4. The Spanish Language Is Much Richer Than I Thought
I began to experience a newfound appreciation for Spanish after being in Spain for just a few weeks. I came to a realization of the differences between Spain and Mexican Spanish dialects. Every single day I learned a new expression or word. I had never really realized the richness of the diversity – the bending of the meaning of words that differ between countries and cultures. How amazing is it that approximately 18 countries in the world speak Spanish, with each having their own version of it? That one expression can mean one thing in one country, and it can mean something completely different in another? It’s exciting, funny, wonderful, and extremely interesting.

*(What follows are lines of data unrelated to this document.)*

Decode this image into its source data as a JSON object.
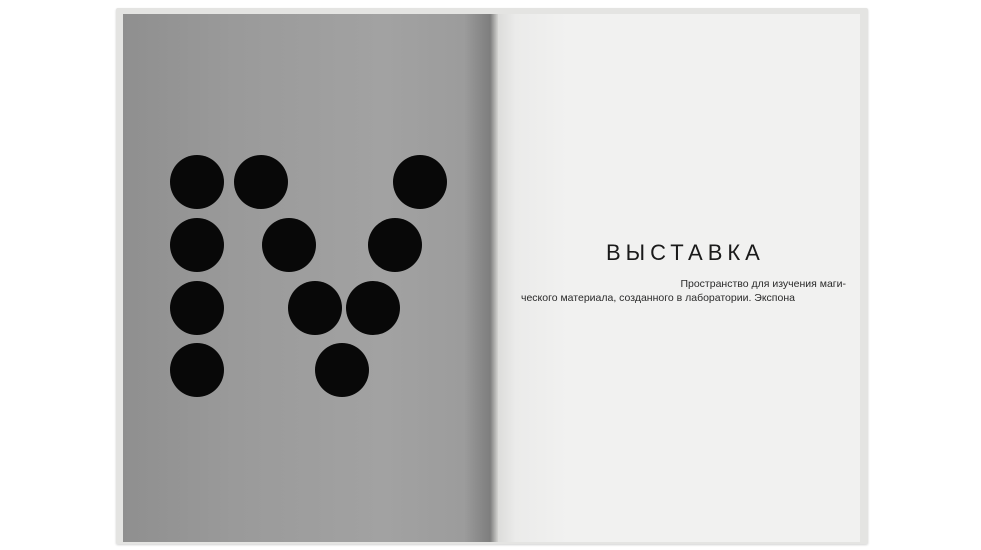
{
  "book": {
    "right_page": {
      "heading": "ВЫСТАВКА",
      "text_line1": "Пространство для изучения маги-",
      "text_line2": "ческого материала, созданного в лаборатории. Экспона"
    },
    "left_page": {
      "dot_color": "#080808",
      "page_color": "#9c9c9c"
    }
  }
}
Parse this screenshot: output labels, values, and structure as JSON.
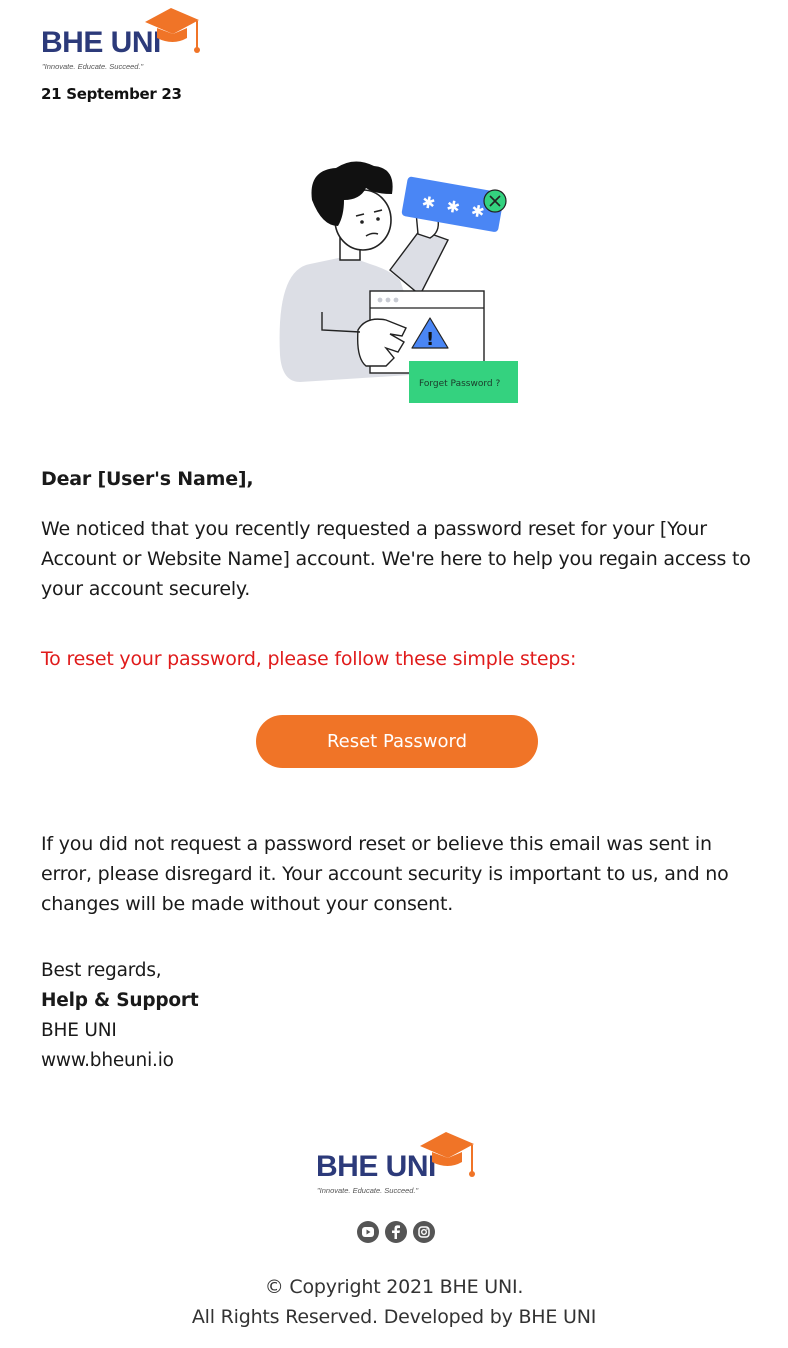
{
  "brand": {
    "name": "BHE UNI",
    "tagline": "\"Innovate. Educate. Succeed.\""
  },
  "email": {
    "date": "21 September 23",
    "illustration_label": "Forget Password ?",
    "greeting": "Dear [User's Name],",
    "intro": "We noticed that you recently requested a password reset for your [Your Account or Website Name] account. We're here to help you regain access to your account securely.",
    "steps_text": "To reset your password, please follow these simple steps:",
    "button_label": "Reset Password",
    "disclaimer": "If you did not request a password reset or believe this email was sent in error, please disregard it. Your account security is important to us, and no changes will be made without your consent."
  },
  "signature": {
    "regards": "Best regards,",
    "team": "Help & Support",
    "company": "BHE UNI",
    "website": "www.bheuni.io"
  },
  "footer": {
    "social": [
      "youtube-icon",
      "facebook-icon",
      "instagram-icon"
    ],
    "copyright": "© Copyright 2021 BHE UNI.",
    "rights": "All Rights Reserved. Developed by BHE UNI"
  },
  "colors": {
    "brand_navy": "#2c3a7a",
    "brand_orange": "#f07427",
    "alert_red": "#e01b1b",
    "illustration_blue": "#4a86f5",
    "illustration_green": "#34d27f"
  }
}
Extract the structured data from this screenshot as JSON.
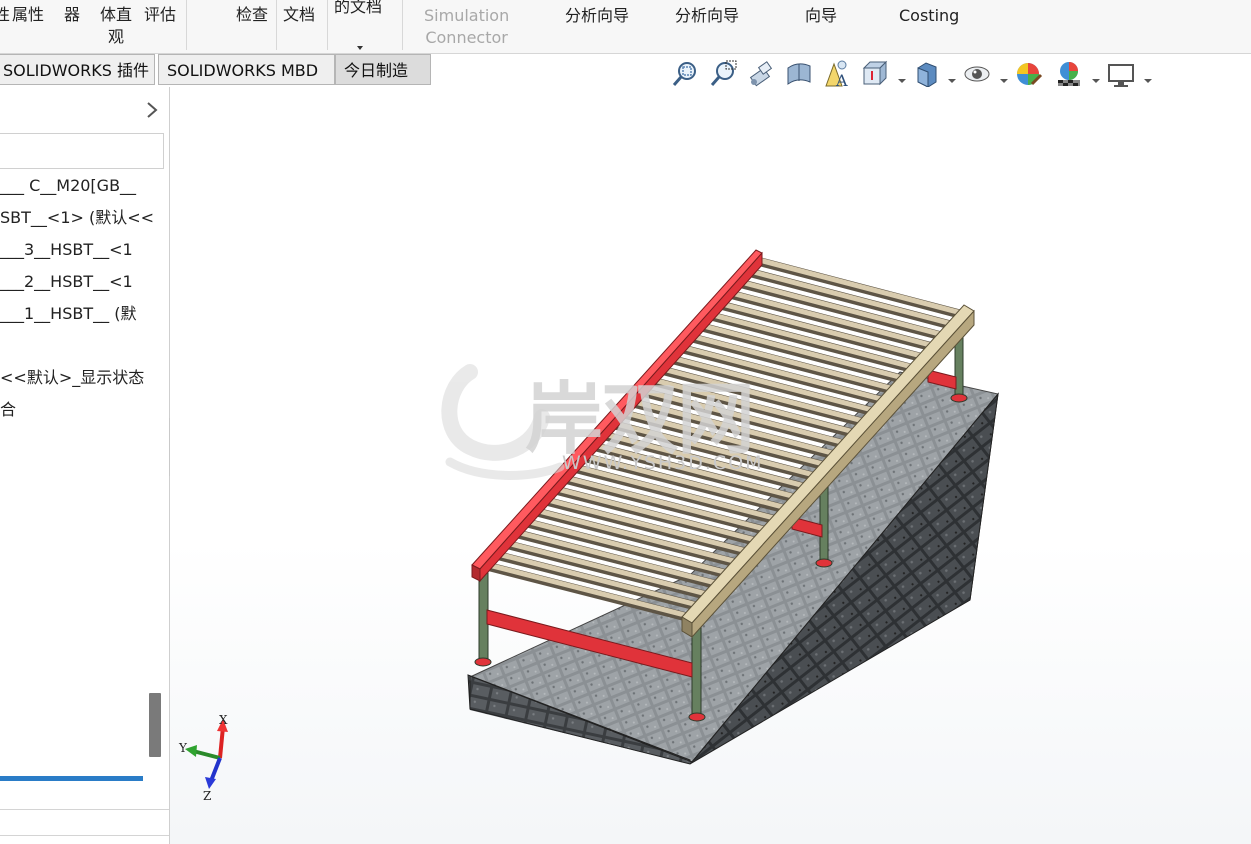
{
  "ribbon": {
    "items": [
      {
        "lines": [
          "性"
        ]
      },
      {
        "lines": [
          "属性"
        ]
      },
      {
        "lines": [
          "器"
        ]
      },
      {
        "lines": [
          "体直",
          "观"
        ]
      },
      {
        "lines": [
          "评估"
        ]
      },
      {
        "lines": [
          "检查"
        ]
      },
      {
        "lines": [
          "文档"
        ]
      },
      {
        "lines": [
          "的文档"
        ]
      },
      {
        "lines": [
          "Simulation",
          "Connector"
        ]
      },
      {
        "lines": [
          "分析向导"
        ]
      },
      {
        "lines": [
          "分析向导"
        ]
      },
      {
        "lines": [
          "向导"
        ]
      },
      {
        "lines": [
          "Costing"
        ]
      }
    ]
  },
  "tabs": [
    {
      "label": "SOLIDWORKS 插件"
    },
    {
      "label": "SOLIDWORKS MBD"
    },
    {
      "label": "今日制造"
    }
  ],
  "hud_icons": [
    "zoom-to-fit-icon",
    "zoom-to-area-icon",
    "previous-view-icon",
    "section-view-icon",
    "dynamic-annotation-icon",
    "view-orientation-icon",
    "display-style-icon",
    "hide-show-items-icon",
    "edit-appearance-icon",
    "apply-scene-icon",
    "view-settings-icon"
  ],
  "tree": {
    "items": [
      {
        "text": "___ C__M20[GB__"
      },
      {
        "text": "SBT__<1> (默认<<"
      },
      {
        "text": "___3__HSBT__<1"
      },
      {
        "text": "___2__HSBT__<1"
      },
      {
        "text": "___1__HSBT__ (默"
      },
      {
        "text": "<<默认>_显示状态"
      },
      {
        "text": "合"
      }
    ]
  },
  "watermark": {
    "text": "岸双网",
    "url": "WWW.YSH3D.COM"
  },
  "triad": {
    "x": "X",
    "y": "Y",
    "z": "Z"
  },
  "colors": {
    "rail_red": "#e0333a",
    "rail_tan": "#c8b890",
    "roller": "#b9ab8f",
    "leg": "#5f7a5a",
    "stone_top": "#8d9296",
    "stone_side": "#3c3f42",
    "accent_blue": "#2a7cc7"
  }
}
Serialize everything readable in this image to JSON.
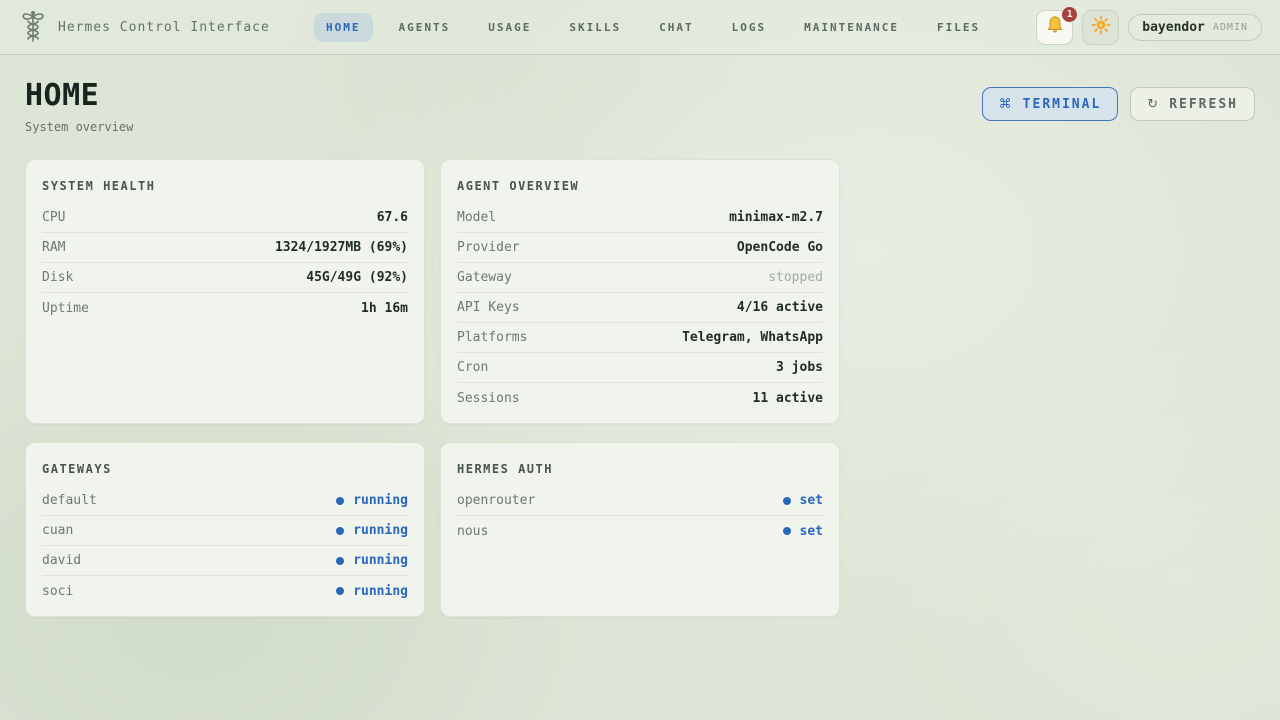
{
  "app": {
    "title": "Hermes Control Interface"
  },
  "nav": {
    "items": [
      {
        "label": "HOME",
        "active": true
      },
      {
        "label": "AGENTS"
      },
      {
        "label": "USAGE"
      },
      {
        "label": "SKILLS"
      },
      {
        "label": "CHAT"
      },
      {
        "label": "LOGS"
      },
      {
        "label": "MAINTENANCE"
      },
      {
        "label": "FILES"
      }
    ]
  },
  "header_actions": {
    "notifications_count": "1",
    "bell_icon": "bell-icon",
    "theme_icon": "sun-icon",
    "user_name": "bayendor",
    "user_role": "ADMIN"
  },
  "page": {
    "title": "HOME",
    "subtitle": "System overview",
    "terminal_icon": "⌘",
    "terminal_label": "TERMINAL",
    "refresh_icon": "↻",
    "refresh_label": "REFRESH"
  },
  "cards": {
    "system_health": {
      "title": "SYSTEM HEALTH",
      "rows": [
        {
          "label": "CPU",
          "value": "67.6"
        },
        {
          "label": "RAM",
          "value": "1324/1927MB (69%)"
        },
        {
          "label": "Disk",
          "value": "45G/49G (92%)"
        },
        {
          "label": "Uptime",
          "value": "1h 16m"
        }
      ]
    },
    "agent_overview": {
      "title": "AGENT OVERVIEW",
      "rows": [
        {
          "label": "Model",
          "value": "minimax-m2.7"
        },
        {
          "label": "Provider",
          "value": "OpenCode Go"
        },
        {
          "label": "Gateway",
          "value": "stopped",
          "muted": true
        },
        {
          "label": "API Keys",
          "value": "4/16 active"
        },
        {
          "label": "Platforms",
          "value": "Telegram, WhatsApp"
        },
        {
          "label": "Cron",
          "value": "3 jobs"
        },
        {
          "label": "Sessions",
          "value": "11 active"
        }
      ]
    },
    "gateways": {
      "title": "GATEWAYS",
      "rows": [
        {
          "label": "default",
          "status": "running"
        },
        {
          "label": "cuan",
          "status": "running"
        },
        {
          "label": "david",
          "status": "running"
        },
        {
          "label": "soci",
          "status": "running"
        }
      ]
    },
    "hermes_auth": {
      "title": "HERMES AUTH",
      "rows": [
        {
          "label": "openrouter",
          "status": "set"
        },
        {
          "label": "nous",
          "status": "set"
        }
      ]
    }
  },
  "colors": {
    "accent_blue": "#2a67ba",
    "badge_red": "#a84040",
    "background_sage": "#dde5d6",
    "card_bg": "#f1f4ec"
  }
}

Another very interesting thing I learned about the Spanish language was the complexities of Spanish, and how it’s spoken differently not only between Mexicans and Spaniards, but also within Spain regionally. That was a whole other level of learning that allowed me to dive deeper into how rich — culturally and linguistically — Spanish is. What I know now about the Spanish language is that language in and of itself is such a powerful tool to communicate and get to know a culture. It is also an incredibly helpful tool to make friends, connections, get out of your comfort zone, and to appreciate something you already knew, just a bit deeper.
5. The Spanish Language Gave Lasting Friendships
Whether I am at home, or I am living in Spain, knowing the Spanish language has always allowed me to make friends with other Spanish speakers. It’s a common thread that connects people, knowing the same language. Although it makes sense, it rings especially true when traveling. Whenever I reflect on my living experience in Spain, I can’t help but feel even more gratitude for speaking Spanish, no matter how different it sounded to Spaniards.
Speaking Spanish allowed me to connect with my co-workers, have conversations, learn how friendships are made in a foreign country, and also share more of myself authentically with locals. Whether it was a conversation over cultural differences at dinner with my host parents, or sharing my travel plans with my co-workers and getting suggestions from them, speaking Spanish facilitated my ability to connect with the people and culture of Spain so much. In the same way, it was an opportunity to share not only Mexican culture with my host parents, but also cook for them a Mexican feast. If I hadn’t known Spanish, my experience would have potentially looked very different.
The irony of it all was that when I first arrived in Spain, my Spanish host family, co-workers, and friends didn’t understand me completely because I spoke Mexican-Spanish and Spanglish. However, when I came back home, my Mexican family and friends struggled to understand some of the expressions I was using.
Now, I had learned and expanded my own knowledge of the Spanish language, while living and immersing myself in Spanish culture and dialect. I used words like que guay, estropear, and other interesting words unique to Spain that I couldn’t let go of.
In the end, I learned quickly that Mexican-Spanish differs in many ways from Spain-Spanish. While I felt very grateful to know some version of Spanish, I didn’t know that my year teaching English in Spain would also deepen my appreciation for a language I already thought I knew. I realized throughout my time living in Spain that Spanish comes in all sounds, speeds, and expressions. Language in and of itself is such a powerful tool to connect and learn about a culture on a deeper level. Especially when it’s your own.